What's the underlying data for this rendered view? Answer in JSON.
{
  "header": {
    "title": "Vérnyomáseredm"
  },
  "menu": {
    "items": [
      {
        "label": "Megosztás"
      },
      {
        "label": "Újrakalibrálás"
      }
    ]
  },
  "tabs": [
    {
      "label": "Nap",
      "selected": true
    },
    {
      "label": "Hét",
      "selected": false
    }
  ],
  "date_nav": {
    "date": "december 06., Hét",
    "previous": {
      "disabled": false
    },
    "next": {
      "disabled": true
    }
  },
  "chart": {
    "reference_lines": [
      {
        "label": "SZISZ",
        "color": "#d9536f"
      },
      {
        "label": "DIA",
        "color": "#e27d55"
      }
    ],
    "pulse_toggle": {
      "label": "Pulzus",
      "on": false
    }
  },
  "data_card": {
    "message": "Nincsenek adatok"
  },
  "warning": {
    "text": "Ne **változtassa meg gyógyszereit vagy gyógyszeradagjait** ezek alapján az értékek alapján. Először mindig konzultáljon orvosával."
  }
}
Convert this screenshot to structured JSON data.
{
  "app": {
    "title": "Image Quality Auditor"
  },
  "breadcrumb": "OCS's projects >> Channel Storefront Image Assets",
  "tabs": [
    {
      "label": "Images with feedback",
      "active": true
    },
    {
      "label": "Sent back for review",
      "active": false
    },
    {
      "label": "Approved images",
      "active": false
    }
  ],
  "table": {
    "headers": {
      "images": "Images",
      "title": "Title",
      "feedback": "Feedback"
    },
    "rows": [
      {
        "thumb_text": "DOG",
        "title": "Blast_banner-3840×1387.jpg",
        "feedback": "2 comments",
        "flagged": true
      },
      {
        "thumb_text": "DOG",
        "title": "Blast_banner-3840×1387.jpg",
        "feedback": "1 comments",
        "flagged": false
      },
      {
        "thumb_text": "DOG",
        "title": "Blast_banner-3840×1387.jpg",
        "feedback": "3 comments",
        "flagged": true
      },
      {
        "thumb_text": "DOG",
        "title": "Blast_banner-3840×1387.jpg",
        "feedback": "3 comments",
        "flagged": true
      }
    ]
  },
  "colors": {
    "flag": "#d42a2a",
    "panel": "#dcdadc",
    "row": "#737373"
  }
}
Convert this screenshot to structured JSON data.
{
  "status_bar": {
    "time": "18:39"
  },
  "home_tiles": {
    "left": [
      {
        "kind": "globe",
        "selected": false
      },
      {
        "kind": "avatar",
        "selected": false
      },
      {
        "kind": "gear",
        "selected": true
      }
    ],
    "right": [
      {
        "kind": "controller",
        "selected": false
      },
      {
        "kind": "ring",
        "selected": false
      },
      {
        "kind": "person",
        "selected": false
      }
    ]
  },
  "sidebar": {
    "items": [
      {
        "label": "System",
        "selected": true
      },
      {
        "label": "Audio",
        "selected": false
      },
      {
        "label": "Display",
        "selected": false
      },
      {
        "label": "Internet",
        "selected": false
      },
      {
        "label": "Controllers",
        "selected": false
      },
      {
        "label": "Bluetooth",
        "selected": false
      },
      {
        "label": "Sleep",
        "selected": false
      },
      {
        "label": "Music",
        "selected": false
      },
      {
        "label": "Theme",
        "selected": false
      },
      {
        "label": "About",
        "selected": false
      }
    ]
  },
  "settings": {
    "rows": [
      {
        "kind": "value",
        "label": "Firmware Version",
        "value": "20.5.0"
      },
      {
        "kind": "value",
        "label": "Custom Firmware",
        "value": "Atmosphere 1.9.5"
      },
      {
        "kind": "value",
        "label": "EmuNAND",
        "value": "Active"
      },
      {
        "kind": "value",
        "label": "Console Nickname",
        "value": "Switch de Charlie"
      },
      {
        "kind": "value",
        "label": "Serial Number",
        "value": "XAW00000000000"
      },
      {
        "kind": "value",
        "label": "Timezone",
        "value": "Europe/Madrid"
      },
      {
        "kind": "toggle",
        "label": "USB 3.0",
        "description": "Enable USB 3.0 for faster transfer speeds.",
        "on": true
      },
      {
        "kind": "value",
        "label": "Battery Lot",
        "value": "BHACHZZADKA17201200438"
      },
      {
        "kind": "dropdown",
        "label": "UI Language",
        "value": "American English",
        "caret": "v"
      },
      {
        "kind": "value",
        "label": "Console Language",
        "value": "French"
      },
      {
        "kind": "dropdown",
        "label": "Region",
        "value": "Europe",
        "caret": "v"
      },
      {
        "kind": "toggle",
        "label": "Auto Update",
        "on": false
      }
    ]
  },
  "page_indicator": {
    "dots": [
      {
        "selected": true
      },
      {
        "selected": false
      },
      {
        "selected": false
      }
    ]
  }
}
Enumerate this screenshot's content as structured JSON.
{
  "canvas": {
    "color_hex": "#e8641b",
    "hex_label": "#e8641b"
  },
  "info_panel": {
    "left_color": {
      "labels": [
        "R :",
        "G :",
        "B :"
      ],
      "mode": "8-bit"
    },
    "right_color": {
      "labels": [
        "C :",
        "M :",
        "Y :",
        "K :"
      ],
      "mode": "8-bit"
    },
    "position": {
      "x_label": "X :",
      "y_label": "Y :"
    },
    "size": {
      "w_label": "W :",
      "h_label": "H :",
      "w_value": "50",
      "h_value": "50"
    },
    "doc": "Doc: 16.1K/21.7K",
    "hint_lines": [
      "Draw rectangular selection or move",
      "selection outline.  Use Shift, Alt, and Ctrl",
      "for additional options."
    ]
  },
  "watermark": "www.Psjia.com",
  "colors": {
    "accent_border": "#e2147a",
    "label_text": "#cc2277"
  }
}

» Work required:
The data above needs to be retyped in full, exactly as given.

» Exercise answer:
What's the underlying data for this rendered view? Answer in JSON.
{
  "header": {
    "title": "Vérnyomáseredm"
  },
  "menu": {
    "items": [
      {
        "label": "Megosztás"
      },
      {
        "label": "Újrakalibrálás"
      }
    ]
  },
  "tabs": [
    {
      "label": "Nap",
      "selected": true
    },
    {
      "label": "Hét",
      "selected": false
    }
  ],
  "date_nav": {
    "date": "december 06., Hét",
    "previous": {
      "disabled": false
    },
    "next": {
      "disabled": true
    }
  },
  "chart": {
    "reference_lines": [
      {
        "label": "SZISZ",
        "color": "#d9536f"
      },
      {
        "label": "DIA",
        "color": "#e27d55"
      }
    ],
    "pulse_toggle": {
      "label": "Pulzus",
      "on": false
    }
  },
  "data_card": {
    "message": "Nincsenek adatok"
  },
  "warning": {
    "text": "Ne **változtassa meg gyógyszereit vagy gyógyszeradagjait** ezek alapján az értékek alapján. Először mindig konzultáljon orvosával."
  }
}
Convert this screenshot to structured JSON data.
{
  "app": {
    "title": "Image Quality Auditor"
  },
  "breadcrumb": "OCS's projects >> Channel Storefront Image Assets",
  "tabs": [
    {
      "label": "Images with feedback",
      "active": true
    },
    {
      "label": "Sent back for review",
      "active": false
    },
    {
      "label": "Approved images",
      "active": false
    }
  ],
  "table": {
    "headers": {
      "images": "Images",
      "title": "Title",
      "feedback": "Feedback"
    },
    "rows": [
      {
        "thumb_text": "DOG",
        "title": "Blast_banner-3840×1387.jpg",
        "feedback": "2 comments",
        "flagged": true
      },
      {
        "thumb_text": "DOG",
        "title": "Blast_banner-3840×1387.jpg",
        "feedback": "1 comments",
        "flagged": false
      },
      {
        "thumb_text": "DOG",
        "title": "Blast_banner-3840×1387.jpg",
        "feedback": "3 comments",
        "flagged": true
      },
      {
        "thumb_text": "DOG",
        "title": "Blast_banner-3840×1387.jpg",
        "feedback": "3 comments",
        "flagged": true
      }
    ]
  },
  "colors": {
    "flag": "#d42a2a",
    "panel": "#dcdadc",
    "row": "#737373"
  }
}
Convert this screenshot to structured JSON data.
{
  "status_bar": {
    "time": "18:39"
  },
  "home_tiles": {
    "left": [
      {
        "kind": "globe",
        "selected": false
      },
      {
        "kind": "avatar",
        "selected": false
      },
      {
        "kind": "gear",
        "selected": true
      }
    ],
    "right": [
      {
        "kind": "controller",
        "selected": false
      },
      {
        "kind": "ring",
        "selected": false
      },
      {
        "kind": "person",
        "selected": false
      }
    ]
  },
  "sidebar": {
    "items": [
      {
        "label": "System",
        "selected": true
      },
      {
        "label": "Audio",
        "selected": false
      },
      {
        "label": "Display",
        "selected": false
      },
      {
        "label": "Internet",
        "selected": false
      },
      {
        "label": "Controllers",
        "selected": false
      },
      {
        "label": "Bluetooth",
        "selected": false
      },
      {
        "label": "Sleep",
        "selected": false
      },
      {
        "label": "Music",
        "selected": false
      },
      {
        "label": "Theme",
        "selected": false
      },
      {
        "label": "About",
        "selected": false
      }
    ]
  },
  "settings": {
    "rows": [
      {
        "kind": "value",
        "label": "Firmware Version",
        "value": "20.5.0"
      },
      {
        "kind": "value",
        "label": "Custom Firmware",
        "value": "Atmosphere 1.9.5"
      },
      {
        "kind": "value",
        "label": "EmuNAND",
        "value": "Active"
      },
      {
        "kind": "value",
        "label": "Console Nickname",
        "value": "Switch de Charlie"
      },
      {
        "kind": "value",
        "label": "Serial Number",
        "value": "XAW00000000000"
      },
      {
        "kind": "value",
        "label": "Timezone",
        "value": "Europe/Madrid"
      },
      {
        "kind": "toggle",
        "label": "USB 3.0",
        "description": "Enable USB 3.0 for faster transfer speeds.",
        "on": true
      },
      {
        "kind": "value",
        "label": "Battery Lot",
        "value": "BHACHZZADKA17201200438"
      },
      {
        "kind": "dropdown",
        "label": "UI Language",
        "value": "American English",
        "caret": "v"
      },
      {
        "kind": "value",
        "label": "Console Language",
        "value": "French"
      },
      {
        "kind": "dropdown",
        "label": "Region",
        "value": "Europe",
        "caret": "v"
      },
      {
        "kind": "toggle",
        "label": "Auto Update",
        "on": false
      }
    ]
  },
  "page_indicator": {
    "dots": [
      {
        "selected": true
      },
      {
        "selected": false
      },
      {
        "selected": false
      }
    ]
  }
}
Enumerate this screenshot's content as structured JSON.
{
  "canvas": {
    "color_hex": "#e8641b",
    "hex_label": "#e8641b"
  },
  "info_panel": {
    "left_color": {
      "labels": [
        "R :",
        "G :",
        "B :"
      ],
      "mode": "8-bit"
    },
    "right_color": {
      "labels": [
        "C :",
        "M :",
        "Y :",
        "K :"
      ],
      "mode": "8-bit"
    },
    "position": {
      "x_label": "X :",
      "y_label": "Y :"
    },
    "size": {
      "w_label": "W :",
      "h_label": "H :",
      "w_value": "50",
      "h_value": "50"
    },
    "doc": "Doc: 16.1K/21.7K",
    "hint_lines": [
      "Draw rectangular selection or move",
      "selection outline.  Use Shift, Alt, and Ctrl",
      "for additional options."
    ]
  },
  "watermark": "www.Psjia.com",
  "colors": {
    "accent_border": "#e2147a",
    "label_text": "#cc2277"
  }
}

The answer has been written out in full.